That high, says Gordon Richards, chief economist of the National Association of Manufacturers in Washington, was "completely unrealistic."
Internet stocks, even more volatile, were down 60 percent from their March high, according to an index maintained by Goldman Sachs, a major New York investment bank.
Some individual Internet stocks were down even more: Priceline.com, 95 percent, DoubleClick, 90 percent.
"All of those people who rushed into stocks believing that the P/E didn't matter have been disabused of this belief," notes Cynthia Latta, an economist at Standard & Poor's DRI, a Lexington, Mass., consulting firm. "Earnings do matter."
The P/E is the ratio of the price of a company's stock to its earnings. It's a common way to estimate a stock's appropriate value.
Stocks in hot tech firms often had P/E multiples of 40, 50, 100, even more. Some had no profits, only rapid growth.
With the dive in many tech stocks, new respect for the Old Economy has returned.
Stocks of traditional companies - making and selling goods, working the forests and mines, providing basic services, such as in banking and finance - tend to have far more modest P/E ratios, reflecting their weak popularity until recently.
The Value Line Composite index of 1,700 stocks, mostly Old Economy, has an average P/E ratio of 14. That's about half the P/E multiple for the S&P 500 Index, a sign of the fact that 30 percent of the total value of all 500 stocks is in technology firms.
Edward D. Jones's Mr. Skrainka expresses pride that his firm last March recommended its clients keep only 20 percent of their portfolio in tech stocks, at a time when some brokers were suggesting 75 percent. "It was a silly idea to put all your money in the New Economy and dump the Old Economy," he says. "Broad diversification is best."
Nonetheless, revenue growth remains rapid in parts of the New Economy. In August, new orders for computers were up 34 percent and for telecommunications equipment up 19 percent from a year earlier. Stocks of computermakers, battered earlier last week, bounced back on Friday.
In a way, according to Don Carlson, the terms Old Economy and New Economy are "a distinction without a difference." Mr. Carlson is president of the Association for Manufacturing Technology, a trade group of 290 mostly machine-tool makers.
These members, though usually thought of as Old Economy, make the high-tech machine tools that are used by both Old Economy and New Economy firms.
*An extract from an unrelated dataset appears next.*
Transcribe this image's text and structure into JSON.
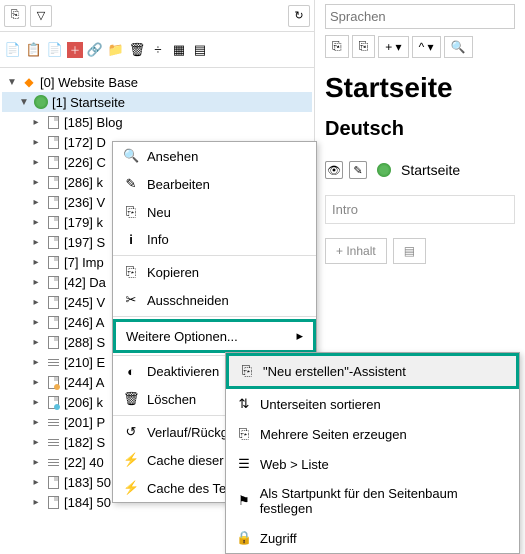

A recent study the group commissioned found that their technologies have contributed greatly to the recent surge in productivity, adding in effect $1 trillion to the United States economy in the past five years.
"I find it puzzling that good quality companies will miss their earnings expectations by two or three cents and their stock will drop 20 percent," he says.
Robert Parks, a Wall Street economist, explains that happens because some investors justify high P/E ratios by projecting high earnings and profit growth far into the future. If that growth slows slightly, it means their projections come way down - and so does the stock price.
In a report last March 10, Mr. Parks warned that the high-tech "bubble" would burst. That day the Nasdaq index peaked.
"Pure luck," admits Parks. Forecasting a sharp slowdown in the economy, he thinks stocks are still overvalued.
Ms. Latta of DRI, which reckoned stocks were 25 percent overvalued last spring, now says they are fairly priced or slightly underpriced. But that doesn't say stocks couldn't fall further.
"Typically price swings go too far on the upside and then too far on the downside," she says.
(c) Copyright 2000. The Christian Science Publishing Society